When it comes to access control, in particular, fears over the spread of the virus can quickly turn into risky business practices, loosening standards in the name of hygiene.
“We know that the SARS-CoV-2 virus can live on surfaces for hours or even days, and unfortunately our workplaces have been designed over centuries to be accessed through communally touched items and surfaces” continued Botha. “This will have to change fast in the post-pandemic world, but luckily the technology is already there for us to do so safely and without added security risks”.
Hands-free access control that doesn’t compromise on security (for example, through facial recognition or remote verification systems) is set to become an accessible norm for businesses of all sizes. Aided by innovations in the “Internet of Things”, connected devices from all over a business’ premises and beyond will communicate seamlessly, forming innovative new ecosystems that are as secure as they are hygienic.
The need for widespread testing and screening at work
As knowledge of the ways in which the virus is spread improves, it is clear that testing and screening will become a top priority in order to isolate those who may be carrying the virus without realising they are ill. Access controls will need to be combined with daily temperature screening, whether by handheld no-contact thermometres or, less invasively, with automated thermal screening technologies.
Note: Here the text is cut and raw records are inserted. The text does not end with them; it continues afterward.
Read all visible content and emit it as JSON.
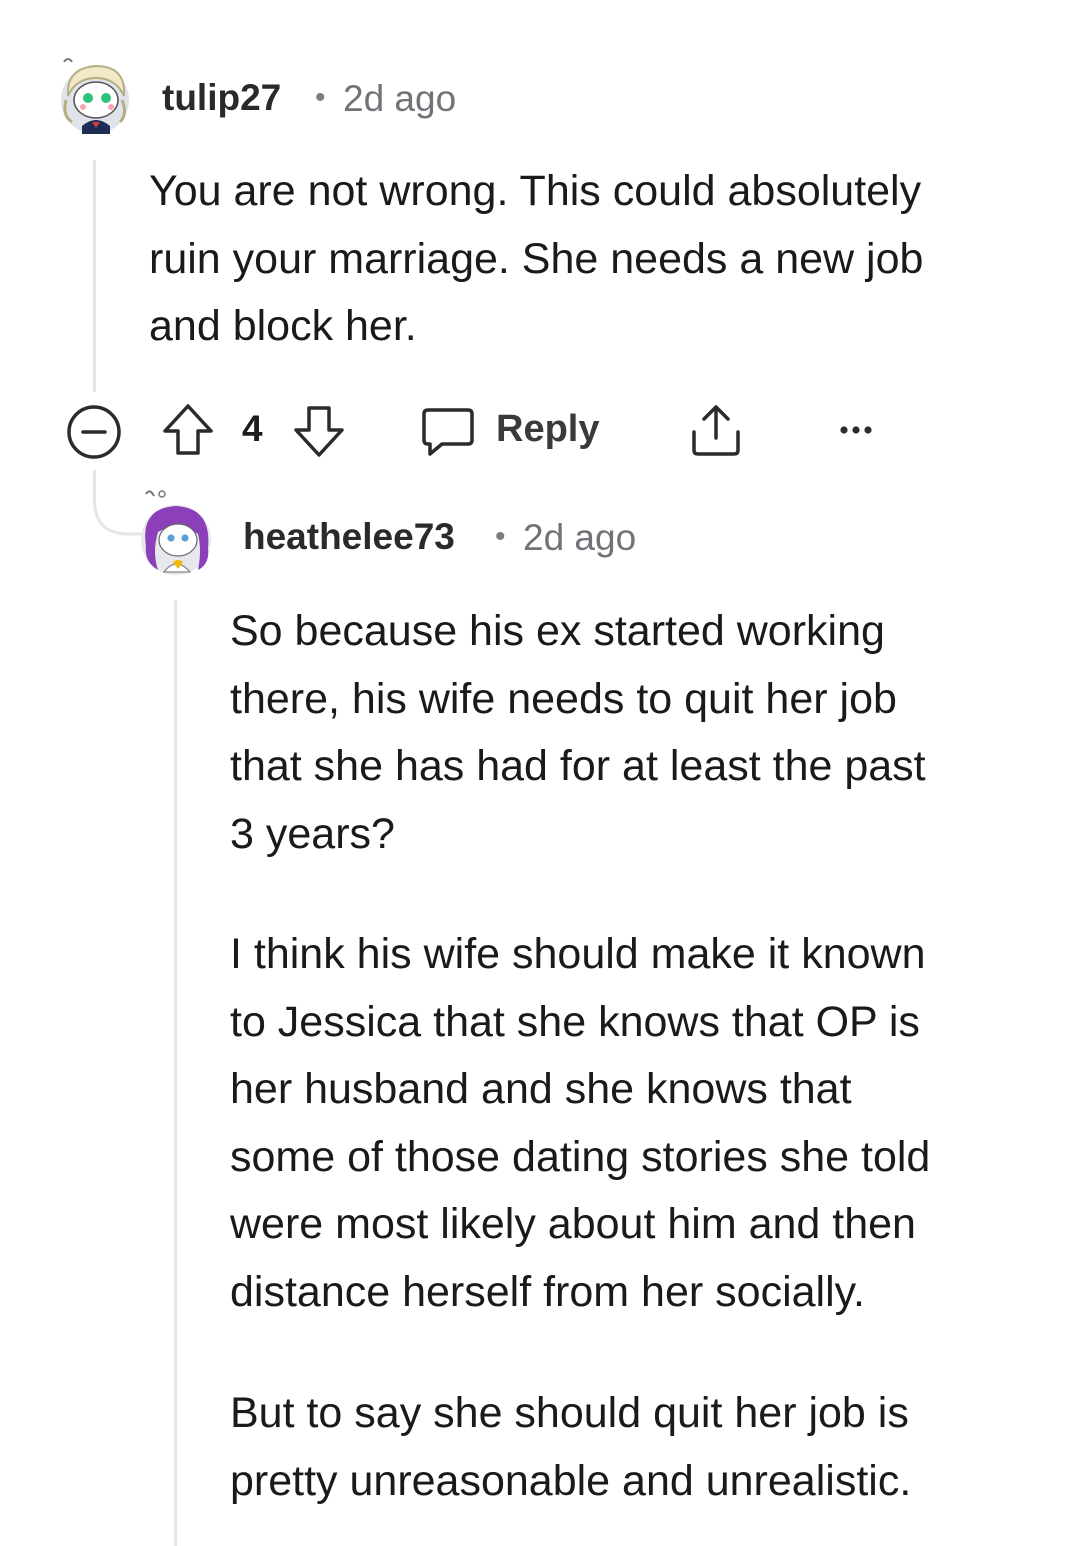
{
  "comment1": {
    "username": "tulip27",
    "separator": "•",
    "time": "2d ago",
    "body": "You are not wrong. This could absolutely\nruin your marriage. She needs a new job\nand block her.",
    "votes": "4",
    "reply_label": "Reply",
    "avatar_icon": "avatar-tulip27-icon"
  },
  "comment2": {
    "username": "heathelee73",
    "separator": "•",
    "time": "2d ago",
    "paragraph1": "So because his ex started working\nthere, his wife needs to quit her job\nthat she has had for at least the past\n3 years?",
    "paragraph2": "I think his wife should make it known\nto Jessica that she knows that OP is\nher husband and she knows that\nsome of those dating stories she told\nwere most likely about him and then\ndistance herself from her socially.",
    "paragraph3": "But to say she should quit her job is\npretty unreasonable and unrealistic.",
    "avatar_icon": "avatar-heathelee73-icon"
  },
  "colors": {
    "text": "#1a1a1b",
    "meta": "#707478",
    "thread_line": "#e4e6e8"
  }
}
As we strive to balance employee safety with business efficiency, the need for new approaches to security has never been higher. With South Africa’s already well-documented security risks only being exacerbated by the public healthcare requirements of the “new normal”, there has never been a better time to review a business’s systems and procedures and to make the changes necessary to prosper.